We're involving CRH, ACTH, and then we
end up with cortisol and aldosterone.
Now, there are 2 types of corticosteroids, right?
We just talked about those, but there are
mineralcorticoids and glucocorticoids.
Okay, they've both got that CORT in the middle,
and you'll see we've made that big,
capitalized, and red for you
to remind you that mineralcorticoids and
glucocorticoids come from the adrenal --
So, an example of a mineralcorticoid
is aldosterone, right?
So, aldosterone tells my body, "Hey --"
When that gets secreted, my
body gets the message to know,
"Hey, hang on to sodium.
Reabsorb that sodium."
Now, wherever sodium goes, water follows, okay?
So, anytime I hang on to sodium, I'm
going to also hang on to more water,
I'm going to have more volume in my body,
and my blood pressure is going to go up.
Now, glucocorticoids are things like cortisol.
Now, that's usually what we're looking after.
That's what we want with most patients
when we're giving them corticosteroids.
Now, if someone's adrenal
gland is completely shot,
we're going to have to replace all
the hormones of the adrenal gland.
But usually, we're giving corticosteroids
because we want this glucocorticoid portion.
Okay, so the adrenal cortex
really puts out mostly cortisol,
but sometimes, it also puts out the aldosterone.
We just see more cortisol in your body.
Now, we talked about what aldosterone does, right?
I use that funny word, aldosterone,
just because it's annoying and I know
it will stick in your brain better.
That promotes sodium retention in the kidneys.
Before we move on, can you answer this question?
How does promoting sodium retention
by the kidneys impact my vital signs?
Hopefully, you remembered that when you
absorb more sodium, you'll also --
water will follow, and when I have more
volume on board, my blood pressure --
that's the vital sign that will be impacted --
my blood pressure will be elevated.
Now, cortisol gets a little more personal, right?
It controls my carb, fat, and protein metabolism.
This is the one that helps me put weight on
right around my middle where nobody wants it.
It's also an anti-inflammatory.
So, if I'm having a major inflammatory
response, this will help suppress that.
It stops phospholipid release, and
it also decreases eosinophil action.
So that's all helping me with
that inflammatory response.

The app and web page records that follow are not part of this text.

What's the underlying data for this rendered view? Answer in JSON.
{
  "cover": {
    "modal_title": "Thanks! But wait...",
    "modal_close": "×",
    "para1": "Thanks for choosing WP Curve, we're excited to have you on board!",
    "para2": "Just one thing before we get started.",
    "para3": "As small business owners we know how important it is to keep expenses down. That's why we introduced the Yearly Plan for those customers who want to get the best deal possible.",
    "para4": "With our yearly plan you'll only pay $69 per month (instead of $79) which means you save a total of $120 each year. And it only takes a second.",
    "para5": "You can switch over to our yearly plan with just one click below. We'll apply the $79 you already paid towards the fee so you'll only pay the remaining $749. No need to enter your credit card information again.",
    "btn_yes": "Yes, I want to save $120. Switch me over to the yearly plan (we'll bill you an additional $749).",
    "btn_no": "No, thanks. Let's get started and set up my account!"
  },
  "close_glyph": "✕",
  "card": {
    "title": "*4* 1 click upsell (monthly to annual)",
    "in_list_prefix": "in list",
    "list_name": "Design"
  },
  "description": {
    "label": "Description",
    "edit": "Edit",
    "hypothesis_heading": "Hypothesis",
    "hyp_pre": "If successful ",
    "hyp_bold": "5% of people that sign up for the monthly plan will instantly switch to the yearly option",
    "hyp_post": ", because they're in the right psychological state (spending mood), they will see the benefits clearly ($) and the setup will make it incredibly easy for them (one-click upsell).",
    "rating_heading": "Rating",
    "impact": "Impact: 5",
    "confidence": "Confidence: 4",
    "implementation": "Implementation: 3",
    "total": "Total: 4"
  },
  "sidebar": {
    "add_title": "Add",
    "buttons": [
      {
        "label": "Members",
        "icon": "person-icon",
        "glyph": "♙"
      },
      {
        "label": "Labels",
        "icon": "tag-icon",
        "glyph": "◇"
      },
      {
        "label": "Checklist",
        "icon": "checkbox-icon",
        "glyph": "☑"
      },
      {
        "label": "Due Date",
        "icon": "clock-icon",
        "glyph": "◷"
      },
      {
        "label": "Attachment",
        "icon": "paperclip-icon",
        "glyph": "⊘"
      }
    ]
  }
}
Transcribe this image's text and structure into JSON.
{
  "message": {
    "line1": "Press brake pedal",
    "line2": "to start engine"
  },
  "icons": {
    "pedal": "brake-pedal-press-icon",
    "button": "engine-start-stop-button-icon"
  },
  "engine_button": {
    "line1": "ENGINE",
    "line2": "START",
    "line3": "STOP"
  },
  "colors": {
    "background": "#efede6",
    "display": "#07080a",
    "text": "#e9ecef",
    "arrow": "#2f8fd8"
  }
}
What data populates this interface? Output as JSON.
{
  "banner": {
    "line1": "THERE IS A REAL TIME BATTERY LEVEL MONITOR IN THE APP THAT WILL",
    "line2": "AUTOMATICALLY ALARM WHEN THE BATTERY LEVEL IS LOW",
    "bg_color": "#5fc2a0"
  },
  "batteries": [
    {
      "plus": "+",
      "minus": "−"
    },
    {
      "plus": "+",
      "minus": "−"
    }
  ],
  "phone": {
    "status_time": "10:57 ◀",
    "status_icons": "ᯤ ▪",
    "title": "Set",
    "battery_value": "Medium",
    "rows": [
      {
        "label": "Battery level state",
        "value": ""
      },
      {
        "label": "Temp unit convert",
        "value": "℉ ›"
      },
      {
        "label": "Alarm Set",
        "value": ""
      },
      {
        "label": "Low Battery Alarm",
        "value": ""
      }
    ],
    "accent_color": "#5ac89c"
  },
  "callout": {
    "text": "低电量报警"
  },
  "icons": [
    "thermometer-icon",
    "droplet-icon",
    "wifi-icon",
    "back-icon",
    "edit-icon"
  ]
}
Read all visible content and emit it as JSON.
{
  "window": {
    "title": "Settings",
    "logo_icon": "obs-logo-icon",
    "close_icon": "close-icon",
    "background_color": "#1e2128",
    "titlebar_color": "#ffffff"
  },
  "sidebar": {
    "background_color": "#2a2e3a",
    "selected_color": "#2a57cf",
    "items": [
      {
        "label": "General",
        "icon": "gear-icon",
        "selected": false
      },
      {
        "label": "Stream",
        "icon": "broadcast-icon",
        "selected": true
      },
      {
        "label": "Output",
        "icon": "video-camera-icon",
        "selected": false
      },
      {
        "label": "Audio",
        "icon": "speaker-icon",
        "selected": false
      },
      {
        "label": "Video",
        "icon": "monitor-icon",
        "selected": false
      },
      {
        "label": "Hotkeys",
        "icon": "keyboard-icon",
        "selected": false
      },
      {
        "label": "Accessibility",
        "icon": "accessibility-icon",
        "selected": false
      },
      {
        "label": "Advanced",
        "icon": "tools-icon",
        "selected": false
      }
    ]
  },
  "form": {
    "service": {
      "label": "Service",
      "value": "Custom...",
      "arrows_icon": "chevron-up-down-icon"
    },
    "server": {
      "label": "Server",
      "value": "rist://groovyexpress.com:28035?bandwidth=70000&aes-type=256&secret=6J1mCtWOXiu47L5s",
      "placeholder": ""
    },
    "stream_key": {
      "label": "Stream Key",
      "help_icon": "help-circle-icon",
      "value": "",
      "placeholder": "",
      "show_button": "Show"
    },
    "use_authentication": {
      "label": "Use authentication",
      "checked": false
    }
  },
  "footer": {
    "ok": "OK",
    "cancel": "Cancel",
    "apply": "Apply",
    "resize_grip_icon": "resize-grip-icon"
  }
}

So, aldosterone is the sodium, but cortisol,
carb, fat, and protein metabolism,
and really focus on that anti-inflammatory
effect because that's what we want.
When we give corticosteroids, that's
predominantly what our goal is,
so make sure you circle
anti-inflammatory and star that.
So remember, that's usually what we're after.
That's the therapeutic thought.